New trends are emerging as a growing number of Chinese choose to travel domestically or internationally instead of returning to their hometowns for the holiday.
A report released by the China Tourism Academy and Ctrip said an estimated 6.5 million Chinese will travel abroad during 2018 Spring Festival holiday, which is equivalent to the same period in 2017.
People from more than 200 Chinese cities have booked tours to over 700 cities in 68 countries and regions on Ctrip, a popular online travel agency based in Shanghai.
Top destinations include Thailand, Japan, Singapore, Vietnam, the United Arab Emirates and Nordic countries, according to the report.
The China National Tourism Administration said that 385 million trips, mostly domestic, are expected to be made during the Spring Festival 2018, up 12 percent year on year. Tourism revenue during the holiday will increase to 476 billion yuan (76 billion U.S. dollars), a rise of 12.5 percent from the previous year.
OLD TRADITIONS, NEW TECHNOLOGY
Spring Festival customs vary across different regions, but some general changes have taken place in recent years.
First of all, China's high-speed trains have brought huge changes to the annual Spring Festival travel rush, known as the "Chunyun."
Hundreds of millions of people travel long distances to return home for family gatherings during the holiday. Journeys that previously took several days now take just hours.
Thanks to high-speed trains and expanded railway networks, the perceived distance between migrant workers and their hometowns has been reduced.
China's railway network is expected to exceed 175,000 km in length by 2025, compared with 127,000 km of operating tracks at the end of 2017. The country will have 38,000 km of high-speed rail tracks by 2025, from just 25,000 km at the end of 2017, according to China Railway Corporation.
The country's high-speed rail tracks accounted for 66.3 percent of the world total at the end of 2017.
Decades ago, it would take more than 24 hours to travel the 1,300 km from Beijing to Shanghai, now, it takes just four hours.
In 2018, the Spring Festival travel rush began on Feb. 1 and will last until March 12, with more than 390 million passengers expected to travel by rail.
Travelers can now buy train tickets online, rather than lining up for days in front of ticket windows at railway stations.
Due to the rapid development of the internet economy, China has become a leader in moving toward a "cashless society," which has also influenced some customs of the Spring Festival.
For instance, red envelopes containing money, known as hongbao in Chinese, should be given to family members and friends during the festival. However, there is now no need for physical envelopes, as one click on a mobile phone can immediately send one or any number of digital red envelopes to one person or group via mobile payment platforms.
A report released by Chinese internet giant Tencent said users of WeChat, its instant messaging app, send about 46 billion electronic red envelopes from the Eve through the first five days of 2017 Lunar New Year.
Meanwhile, Chinese tourists can shop overseas using their mobile phones as more shops and markets are providing access to Chinese online and mobile payment services such as WeChat Pay and Alipay.

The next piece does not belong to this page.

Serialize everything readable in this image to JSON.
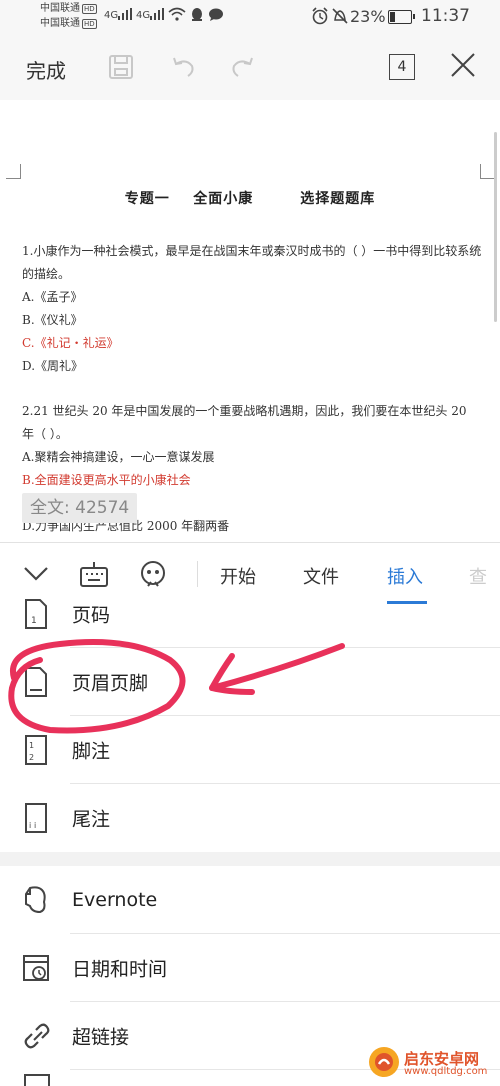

Travelers don't need to exchange foreign currency, as the payment platforms directly charge their accounts in Chinese RMB.
Chinese travellers can now also have their tax refunds sent to Chinese online and mobile payment platforms when they leave some countries.
Many families used to visit markets to stock up food supplies for the holiday. While many still continue the tradition, others now order food or ready-made meals online.
From pork, chicken, vegetables, to Boston lobster, Alaskan king crab, fruit from Southeast Asia, almost any food can be ordered online and delivered to your door.